A number of environmental groups in the state supported the bill as it was initially passed in the Assembly at the end of May, including the Natural Resources Defense Council, the California League of Conservation Voters, Clean Water Action and the Environmental Working Group. But the groups revoked that support this week, after the version that the state Senate passed on Friday tacked on several provisions that the groups said changed the bill too much for them to support it.
"I was sorry to have to take the position we did," David Pettit, director of the southern California air program at NRDC, told The Huffington Post. "I just thought the risks were too great."
Specifically, Pettit and other environmental groups balked at a provision that they say could allow DOGGR to waive the requirement under the existing California Environmental Quality Act for an environmental impact analysis to be conducted of proposed drilling sites before granting approval. The groups also objected to a line that says that the state "shall allow" fracking to continue while regulations are being drafted. Pettit said that, without those changes, SB4 had the potential to be the "strongest fracking bill in the country."
"There are a bunch of really good things in that bill we wanted to see enacted," said Renee Sharp, the research director at Environmental Working Group, based in Oakland. "But we're very, very uncomfortable with this particular bill as it is being signed." Sharp also cited concerns about rules that would come from DOGGR; the Environmental Working Group filed a lawsuit against the department last year over alleged failures to conduct adequate environmental reviews for oil and gas permits. "We don’t have a lot of faith in DOGGR to put regulations in the books that are very good," said Sharp.
An analysis of the bill posted by the state Assembly, however, disputes that interpretation, noting that the "legislative intent … is clear: the division (i.e., DOGGR) and all other agencies (state or local) are not absolved from complying with any other provision of existing laws, regulations, and orders (including court orders)." In response to the concern about the "shall allow" line, the analysis also points to another line in the bill that states that fracking will only be allowed to continue "provided all of the following conditions are met," and then lays out those conditions.

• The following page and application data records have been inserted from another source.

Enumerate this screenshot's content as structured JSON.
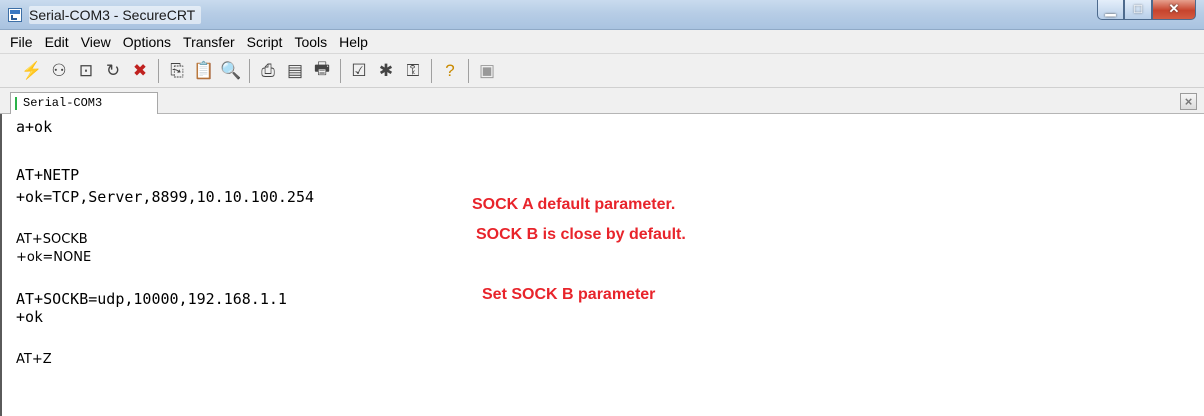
{
  "window": {
    "title": "Serial-COM3 - SecureCRT"
  },
  "menu": [
    "File",
    "Edit",
    "View",
    "Options",
    "Transfer",
    "Script",
    "Tools",
    "Help"
  ],
  "toolbar": {
    "icons": [
      "connect-icon",
      "quick-connect-icon",
      "connect-in-tab-icon",
      "reconnect-icon",
      "disconnect-icon",
      "copy-icon",
      "paste-icon",
      "find-icon",
      "print-icon",
      "print-selection-icon",
      "print-setup-icon",
      "session-options-icon",
      "global-options-icon",
      "key-generator-icon",
      "help-icon",
      "sftp-icon"
    ]
  },
  "tabs": [
    {
      "label": "Serial-COM3"
    }
  ],
  "terminal": {
    "lines": [
      "a+ok",
      "AT+NETP",
      "+ok=TCP,Server,8899,10.10.100.254",
      "AT+SOCKB",
      "+ok=NONE",
      "AT+SOCKB=udp,10000,192.168.1.1",
      "+ok",
      "AT+Z"
    ]
  },
  "annotations": [
    "SOCK A default parameter.",
    "SOCK B is close by default.",
    "Set SOCK B parameter"
  ],
  "colors": {
    "annotation": "#e8242b",
    "titlebar": "#b7cde6",
    "close": "#c7442d"
  }
}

Requirements include that DOGGR conducts an environmental impact report and that the companies meet the other provisions laid out in the law.

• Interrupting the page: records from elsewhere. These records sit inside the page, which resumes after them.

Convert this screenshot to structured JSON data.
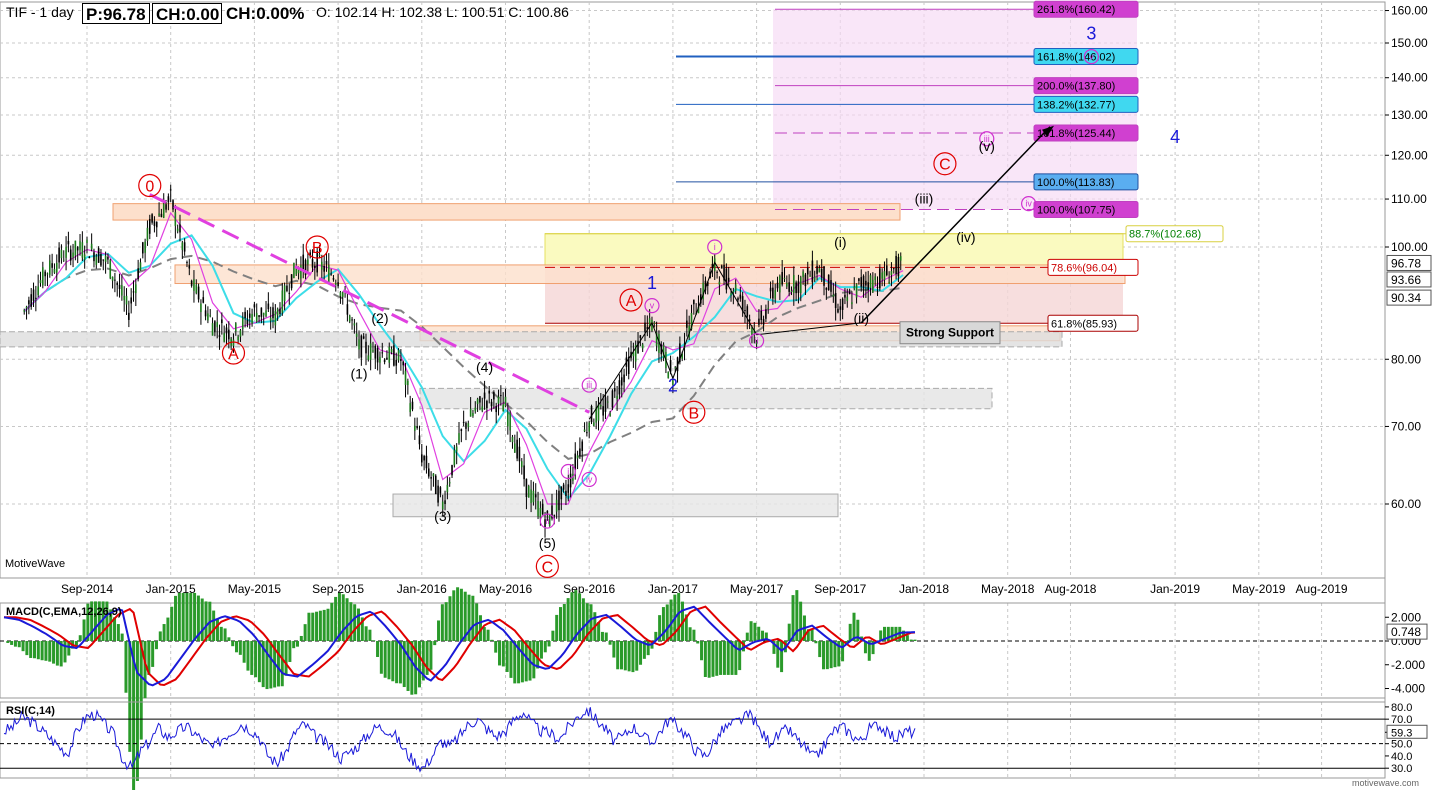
{
  "header": {
    "symbol": "TIF - 1 day",
    "price": "P:96.78",
    "change": "CH:0.00",
    "change_pct": "CH:0.00%",
    "ohlc": "O: 102.14  H: 102.38  L: 100.51  C: 100.86"
  },
  "watermark": "MotiveWave",
  "footer": "motivewave.com",
  "macd_title": "MACD(C,EMA,12,26,9)",
  "rsi_title": "RSI(C,14)",
  "colors": {
    "candle": "#000000",
    "ma_fast": "#e040e0",
    "ma_mid": "#3ddde8",
    "ma_slow": "#808080",
    "elliott_red": "#e00000",
    "elliott_blue": "#1a1ad8",
    "elliott_magenta": "#d030d0",
    "trend": "#e040e0",
    "macd_line": "#1a1ad8",
    "signal_line": "#e00000",
    "hist": "#2a9a2a"
  },
  "chart_data": {
    "type": "candlestick",
    "x_ticks": [
      "Sep-2014",
      "Jan-2015",
      "May-2015",
      "Sep-2015",
      "Jan-2016",
      "May-2016",
      "Sep-2016",
      "Jan-2017",
      "May-2017",
      "Sep-2017",
      "Jan-2018",
      "May-2018",
      "Aug-2018",
      "Jan-2019",
      "May-2019",
      "Aug-2019"
    ],
    "y_scale": "log",
    "y_ticks": [
      "160.00",
      "150.00",
      "140.00",
      "130.00",
      "120.00",
      "110.00",
      "100.00",
      "80.00",
      "70.00",
      "60.00"
    ],
    "ylim": [
      50,
      165
    ],
    "price_labels": [
      {
        "text": "96.78",
        "value": 96.78
      },
      {
        "text": "93.66",
        "value": 93.66
      },
      {
        "text": "90.34",
        "value": 90.34
      }
    ],
    "price_series": [
      {
        "date": "2014-06",
        "close": 88
      },
      {
        "date": "2014-07",
        "close": 95
      },
      {
        "date": "2014-08",
        "close": 99
      },
      {
        "date": "2014-09",
        "close": 100
      },
      {
        "date": "2014-10",
        "close": 97
      },
      {
        "date": "2014-11",
        "close": 88
      },
      {
        "date": "2014-12",
        "close": 104
      },
      {
        "date": "2015-01",
        "close": 110
      },
      {
        "date": "2015-02",
        "close": 93
      },
      {
        "date": "2015-03",
        "close": 86
      },
      {
        "date": "2015-04",
        "close": 84
      },
      {
        "date": "2015-05",
        "close": 88
      },
      {
        "date": "2015-06",
        "close": 87
      },
      {
        "date": "2015-07",
        "close": 96
      },
      {
        "date": "2015-08",
        "close": 97
      },
      {
        "date": "2015-09",
        "close": 94
      },
      {
        "date": "2015-10",
        "close": 82
      },
      {
        "date": "2015-11",
        "close": 81
      },
      {
        "date": "2015-12",
        "close": 80
      },
      {
        "date": "2016-01",
        "close": 66
      },
      {
        "date": "2016-02",
        "close": 60
      },
      {
        "date": "2016-03",
        "close": 70
      },
      {
        "date": "2016-04",
        "close": 74
      },
      {
        "date": "2016-05",
        "close": 73
      },
      {
        "date": "2016-06",
        "close": 62
      },
      {
        "date": "2016-07",
        "close": 58
      },
      {
        "date": "2016-08",
        "close": 62
      },
      {
        "date": "2016-09",
        "close": 71
      },
      {
        "date": "2016-10",
        "close": 73
      },
      {
        "date": "2016-11",
        "close": 80
      },
      {
        "date": "2016-12",
        "close": 86
      },
      {
        "date": "2017-01",
        "close": 77
      },
      {
        "date": "2017-02",
        "close": 88
      },
      {
        "date": "2017-03",
        "close": 96
      },
      {
        "date": "2017-04",
        "close": 92
      },
      {
        "date": "2017-05",
        "close": 84
      },
      {
        "date": "2017-06",
        "close": 93
      },
      {
        "date": "2017-07",
        "close": 93
      },
      {
        "date": "2017-08",
        "close": 96
      },
      {
        "date": "2017-09",
        "close": 88
      },
      {
        "date": "2017-10",
        "close": 93
      },
      {
        "date": "2017-11",
        "close": 94
      },
      {
        "date": "2017-12",
        "close": 96.78
      }
    ],
    "fib_levels": [
      {
        "text": "261.8%(160.42)",
        "value": 160.42,
        "style": "magenta"
      },
      {
        "text": "161.8%(146.02)",
        "value": 146.02,
        "style": "cyan"
      },
      {
        "text": "200.0%(137.80)",
        "value": 137.8,
        "style": "magenta"
      },
      {
        "text": "138.2%(132.77)",
        "value": 132.77,
        "style": "cyan"
      },
      {
        "text": "161.8%(125.44)",
        "value": 125.44,
        "style": "magenta"
      },
      {
        "text": "100.0%(113.83)",
        "value": 113.83,
        "style": "blue"
      },
      {
        "text": "100.0%(107.75)",
        "value": 107.75,
        "style": "magenta"
      },
      {
        "text": "88.7%(102.68)",
        "value": 102.68,
        "style": "yellow"
      },
      {
        "text": "78.6%(96.04)",
        "value": 96.04,
        "style": "red"
      },
      {
        "text": "61.8%(85.93)",
        "value": 85.93,
        "style": "plain"
      }
    ],
    "annotations": [
      {
        "label": "0",
        "kind": "circle",
        "color": "red",
        "date": "2014-12",
        "value": 113
      },
      {
        "label": "A",
        "kind": "circle",
        "color": "red",
        "date": "2015-04",
        "value": 81
      },
      {
        "label": "B",
        "kind": "circle",
        "color": "red",
        "date": "2015-08",
        "value": 100
      },
      {
        "label": "(1)",
        "kind": "text",
        "date": "2015-10",
        "value": 77
      },
      {
        "label": "(2)",
        "kind": "text",
        "date": "2015-11",
        "value": 86
      },
      {
        "label": "(3)",
        "kind": "text",
        "date": "2016-02",
        "value": 58
      },
      {
        "label": "(4)",
        "kind": "text",
        "date": "2016-04",
        "value": 78
      },
      {
        "label": "(5)",
        "kind": "text",
        "date": "2016-07",
        "value": 55
      },
      {
        "label": "C",
        "kind": "circle",
        "color": "red",
        "date": "2016-07",
        "value": 53
      },
      {
        "label": "A",
        "kind": "circle",
        "color": "red",
        "date": "2016-11",
        "value": 90
      },
      {
        "label": "1",
        "kind": "text",
        "color": "blue",
        "date": "2016-12",
        "value": 92
      },
      {
        "label": "2",
        "kind": "text",
        "color": "blue",
        "date": "2017-01",
        "value": 75
      },
      {
        "label": "B",
        "kind": "circle",
        "color": "red",
        "date": "2017-02",
        "value": 72
      },
      {
        "label": "i",
        "kind": "circle",
        "color": "magenta",
        "date": "2016-08",
        "value": 64
      },
      {
        "label": "ii",
        "kind": "circle",
        "color": "magenta",
        "date": "2016-07",
        "value": 58
      },
      {
        "label": "iii",
        "kind": "circle",
        "color": "magenta",
        "date": "2016-09",
        "value": 76
      },
      {
        "label": "iv",
        "kind": "circle",
        "color": "magenta",
        "date": "2016-09",
        "value": 63
      },
      {
        "label": "v",
        "kind": "circle",
        "color": "magenta",
        "date": "2016-12",
        "value": 89
      },
      {
        "label": "i",
        "kind": "circle",
        "color": "magenta",
        "date": "2017-03",
        "value": 100
      },
      {
        "label": "ii",
        "kind": "circle",
        "color": "magenta",
        "date": "2017-05",
        "value": 83
      },
      {
        "label": "(i)",
        "kind": "text",
        "date": "2017-09",
        "value": 100
      },
      {
        "label": "(ii)",
        "kind": "text",
        "date": "2017-10",
        "value": 86
      },
      {
        "label": "iii",
        "kind": "circle",
        "color": "magenta",
        "date": "2018-04",
        "value": 124
      },
      {
        "label": "(v)",
        "kind": "text",
        "date": "2018-04",
        "value": 121
      },
      {
        "label": "(iii)",
        "kind": "text",
        "date": "2018-01",
        "value": 109
      },
      {
        "label": "(iv)",
        "kind": "text",
        "date": "2018-03",
        "value": 101
      },
      {
        "label": "iv",
        "kind": "circle",
        "color": "magenta",
        "date": "2018-06",
        "value": 109
      },
      {
        "label": "C",
        "kind": "circle",
        "color": "red",
        "date": "2018-02",
        "value": 118
      },
      {
        "label": "3",
        "kind": "text",
        "color": "blue",
        "date": "2018-09",
        "value": 151
      },
      {
        "label": "v",
        "kind": "circle",
        "color": "magenta",
        "date": "2018-09",
        "value": 146
      },
      {
        "label": "4",
        "kind": "text",
        "color": "blue",
        "date": "2019-01",
        "value": 123
      }
    ],
    "support_label": "Strong Support",
    "macd": {
      "axis_ticks": [
        "2.000",
        "0.000",
        "-2.000",
        "-4.000"
      ],
      "current_value": "0.748",
      "ylim": [
        -4.8,
        3.2
      ],
      "values": [
        2.0,
        1.8,
        1.2,
        0.5,
        -0.4,
        -0.6,
        0.8,
        2.2,
        2.8,
        -2.6,
        -3.8,
        -3.2,
        -1.5,
        0.2,
        1.6,
        2.1,
        1.7,
        0.5,
        -1.2,
        -2.8,
        -3.0,
        -2.0,
        -0.9,
        0.8,
        2.1,
        2.5,
        1.2,
        -0.3,
        -2.2,
        -3.4,
        -2.1,
        -0.2,
        1.4,
        1.8,
        0.9,
        -0.6,
        -2.0,
        -2.4,
        -1.2,
        0.6,
        1.9,
        2.2,
        1.2,
        0.1,
        -0.4,
        0.8,
        2.5,
        2.9,
        1.6,
        0.4,
        -0.8,
        -0.1,
        0.2,
        -0.9,
        0.9,
        1.3,
        0.3,
        -0.6,
        0.4,
        -0.3,
        0.2,
        0.7,
        0.748
      ]
    },
    "rsi": {
      "axis_ticks": [
        "80.0",
        "70.0",
        "59.3",
        "50.0",
        "40.0",
        "30.0"
      ],
      "current_value": "59.3",
      "ylim": [
        22,
        84
      ],
      "levels": [
        70,
        50,
        30
      ],
      "values": [
        60,
        64,
        72,
        68,
        62,
        55,
        48,
        42,
        60,
        72,
        74,
        66,
        58,
        38,
        30,
        44,
        52,
        63,
        55,
        60,
        64,
        58,
        52,
        46,
        55,
        60,
        66,
        62,
        56,
        40,
        34,
        44,
        60,
        66,
        57,
        52,
        46,
        38,
        44,
        49,
        58,
        64,
        62,
        56,
        44,
        36,
        30,
        40,
        52,
        48,
        56,
        66,
        70,
        62,
        56,
        60,
        70,
        76,
        66,
        60,
        58,
        54,
        64,
        72,
        78,
        70,
        62,
        52,
        56,
        64,
        58,
        50,
        60,
        70,
        64,
        56,
        44,
        40,
        52,
        62,
        66,
        70,
        74,
        60,
        52,
        56,
        62,
        54,
        46,
        38,
        48,
        60,
        64,
        58,
        52,
        62,
        66,
        58,
        55,
        60,
        59.3
      ]
    }
  }
}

The bill's Senate sponsor, Fran Pavley (D-Agoura Hills), defended the legislation in a statement to HuffPost, noting that fracking is already happening in California right now "with no regulation or oversight." "With SB 4, these hidden industrial activities will finally be regulated with meaningful environmental review and mandatory mitigation, as well as public disclosure of all chemicals and well locations, groundwater monitoring, neighbor notification and other safeguards," Pavley said. "Lawyers on all sides will come up with worst-case scenarios of how language in legislation functions. Their job is to find potential ambiguities in a bill and exploit those. However, the intent of this bill is clear."

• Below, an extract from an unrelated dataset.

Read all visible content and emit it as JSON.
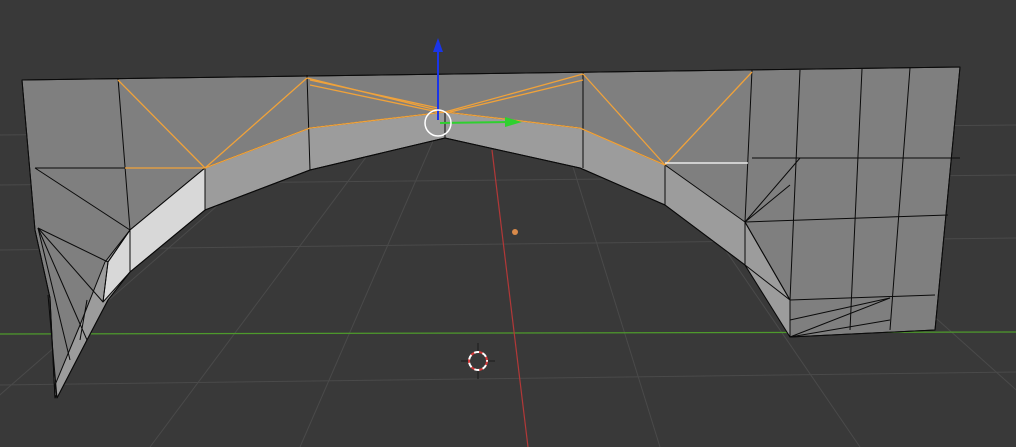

Some other environmental groups, including the Sierra Club, Friends of the Earth, the Center for Biological Diversity, and Food and Water Watch, opposed the bill even before the amendments were made last week. "It started off as a dangerously weak bill that won't protect California or our environment from fracking," said Zack Malitz, a campaign manager at CREDO Action, a California-based progressive group that also opposed the bill. "It will only provide political cover to the industry and its allies, who will claim that fracking is safely regulated."
While critical of the bill, many environmentalists were quick to offer support for Pavley, whom they feted as a "major environmental champion."
"We do believe she was really trying to get the best possible bill," said Sharp. "We just very strongly disagree with those decisions that were made at the last minute."
The office of Gov. Brown has said he intends to sign the bill into law.